A few months back, I was given the privilege of writing the forward to the 40th Anniversary Edition of The Peter Principle: Why Things Always Go Wrong, written by Dr. Laurence J. Peter & Raymond Hull (both deceased). It remains a masterpiece. Very much like Up the Organization, it somehow manages to be both a kind of charming historical piece and completely relevant to the times. And I think it remains the funniest useful management book ever written. I will be writing more about it now and then, as it is coming-out in April.
I was reading through it again this morning, and even though it is has been just a couple months, it seems even more relevant now, especially the main thesis the hierarchies tend to naturally and powerfully propel people up the ladder until they achieve "final placement" at their level of incompetence. The book is especially masterful at revealing all the tricks that incompetent people to avoid revealing their incompetence; this morning, I realized that Peter and Hull had beat us to the punch by 30 years in identifying what we called "the smart talk trap" in The Knowing-Doing Gap, the notion that managers often use talk, planning, endless study, and so on as a substitute for taking action. They provide a list of Substitution techniques; they define substitution as "Instead of carrying out the proper duties of his position he substitutes for them some other duties, which he carries out to perfection."
My favorite technique is what they call "Peter's Prognosis," which happens because the "The True Substituter can never get enough to evidence" to act." They explain the logic behind this technique is it "Spend sufficient time in confirming the need, and the need will disappear." They point out, for example, that if a famine relief study goes on long enough, the need for the relief will eventually disappear!"
Alas, it is true that too many organizations reward such behavior rather than taking action. As I have written here before, the best bosses and organization strike the right balance with the attitude of wisdom, acting on the best knowledge they have right now, doubting what they know, and updating their beliefs and actions as better information comes along.

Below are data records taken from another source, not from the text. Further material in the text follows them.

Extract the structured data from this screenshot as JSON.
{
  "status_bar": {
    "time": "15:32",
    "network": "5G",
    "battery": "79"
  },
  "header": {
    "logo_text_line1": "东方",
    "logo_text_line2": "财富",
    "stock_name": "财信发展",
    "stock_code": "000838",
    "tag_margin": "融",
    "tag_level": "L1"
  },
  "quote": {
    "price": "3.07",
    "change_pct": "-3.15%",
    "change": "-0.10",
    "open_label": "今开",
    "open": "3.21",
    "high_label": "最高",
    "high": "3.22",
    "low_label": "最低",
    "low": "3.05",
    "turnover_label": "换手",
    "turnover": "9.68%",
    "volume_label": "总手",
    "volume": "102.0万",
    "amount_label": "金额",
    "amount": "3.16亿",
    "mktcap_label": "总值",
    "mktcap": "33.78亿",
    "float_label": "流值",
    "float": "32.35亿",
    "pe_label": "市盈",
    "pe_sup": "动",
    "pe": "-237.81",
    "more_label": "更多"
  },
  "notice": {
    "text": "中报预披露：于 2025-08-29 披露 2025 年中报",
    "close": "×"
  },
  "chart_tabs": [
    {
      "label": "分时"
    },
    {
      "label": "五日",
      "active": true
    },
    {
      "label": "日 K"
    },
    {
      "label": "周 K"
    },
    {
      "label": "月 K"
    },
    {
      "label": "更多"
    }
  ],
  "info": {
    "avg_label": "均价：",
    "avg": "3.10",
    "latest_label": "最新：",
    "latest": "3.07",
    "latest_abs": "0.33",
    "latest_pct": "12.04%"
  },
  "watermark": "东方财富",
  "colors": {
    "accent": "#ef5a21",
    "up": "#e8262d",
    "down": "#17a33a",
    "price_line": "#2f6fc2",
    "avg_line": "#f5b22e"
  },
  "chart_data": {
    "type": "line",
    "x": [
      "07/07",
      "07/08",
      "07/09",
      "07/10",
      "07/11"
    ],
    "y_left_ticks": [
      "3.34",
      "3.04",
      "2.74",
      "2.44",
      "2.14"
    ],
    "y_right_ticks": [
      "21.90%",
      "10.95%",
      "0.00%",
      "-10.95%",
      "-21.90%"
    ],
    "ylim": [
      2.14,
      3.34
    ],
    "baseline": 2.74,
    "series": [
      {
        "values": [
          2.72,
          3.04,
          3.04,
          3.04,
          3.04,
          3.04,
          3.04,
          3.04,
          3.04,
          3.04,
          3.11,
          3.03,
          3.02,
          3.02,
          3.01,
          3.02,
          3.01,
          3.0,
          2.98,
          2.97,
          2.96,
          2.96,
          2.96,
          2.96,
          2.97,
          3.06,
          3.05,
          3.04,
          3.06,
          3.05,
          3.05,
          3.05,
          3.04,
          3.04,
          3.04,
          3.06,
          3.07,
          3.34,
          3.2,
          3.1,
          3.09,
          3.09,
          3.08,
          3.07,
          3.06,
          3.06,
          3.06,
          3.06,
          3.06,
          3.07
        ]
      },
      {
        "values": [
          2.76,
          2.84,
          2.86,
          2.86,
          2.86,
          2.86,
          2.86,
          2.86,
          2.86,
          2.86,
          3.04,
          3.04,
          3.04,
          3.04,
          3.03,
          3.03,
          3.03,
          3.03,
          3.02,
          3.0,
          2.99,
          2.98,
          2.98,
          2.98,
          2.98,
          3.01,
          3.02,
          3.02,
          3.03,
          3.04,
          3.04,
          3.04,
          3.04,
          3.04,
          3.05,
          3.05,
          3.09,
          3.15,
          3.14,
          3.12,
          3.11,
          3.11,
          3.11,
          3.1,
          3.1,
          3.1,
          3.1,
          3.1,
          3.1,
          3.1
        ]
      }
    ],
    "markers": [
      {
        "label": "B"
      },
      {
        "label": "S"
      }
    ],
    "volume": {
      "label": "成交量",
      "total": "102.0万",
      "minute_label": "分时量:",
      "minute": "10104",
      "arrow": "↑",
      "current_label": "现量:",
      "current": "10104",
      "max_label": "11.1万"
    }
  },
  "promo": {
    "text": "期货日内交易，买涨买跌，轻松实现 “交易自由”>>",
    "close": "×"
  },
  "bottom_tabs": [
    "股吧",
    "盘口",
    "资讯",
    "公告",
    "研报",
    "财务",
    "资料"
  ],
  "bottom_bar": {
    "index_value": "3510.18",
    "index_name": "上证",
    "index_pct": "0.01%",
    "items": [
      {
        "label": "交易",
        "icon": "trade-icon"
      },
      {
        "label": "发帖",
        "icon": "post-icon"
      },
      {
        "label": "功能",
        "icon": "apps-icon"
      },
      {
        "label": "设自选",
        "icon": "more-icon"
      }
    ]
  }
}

P.S. I would also point out that Peter's Prognosis is especially pertinent to these tough times as so many organizations are afraid to act, so they keep studying and studying what to do, and since they always need more information and never come up with the perfect answer, they do take no action, and their products are never completed or sold. So rather than ever actually putting the product out there, they act like Homer in this cartoon, who says "Trying is the first step toward failing." This might be called Peter's Paralysis.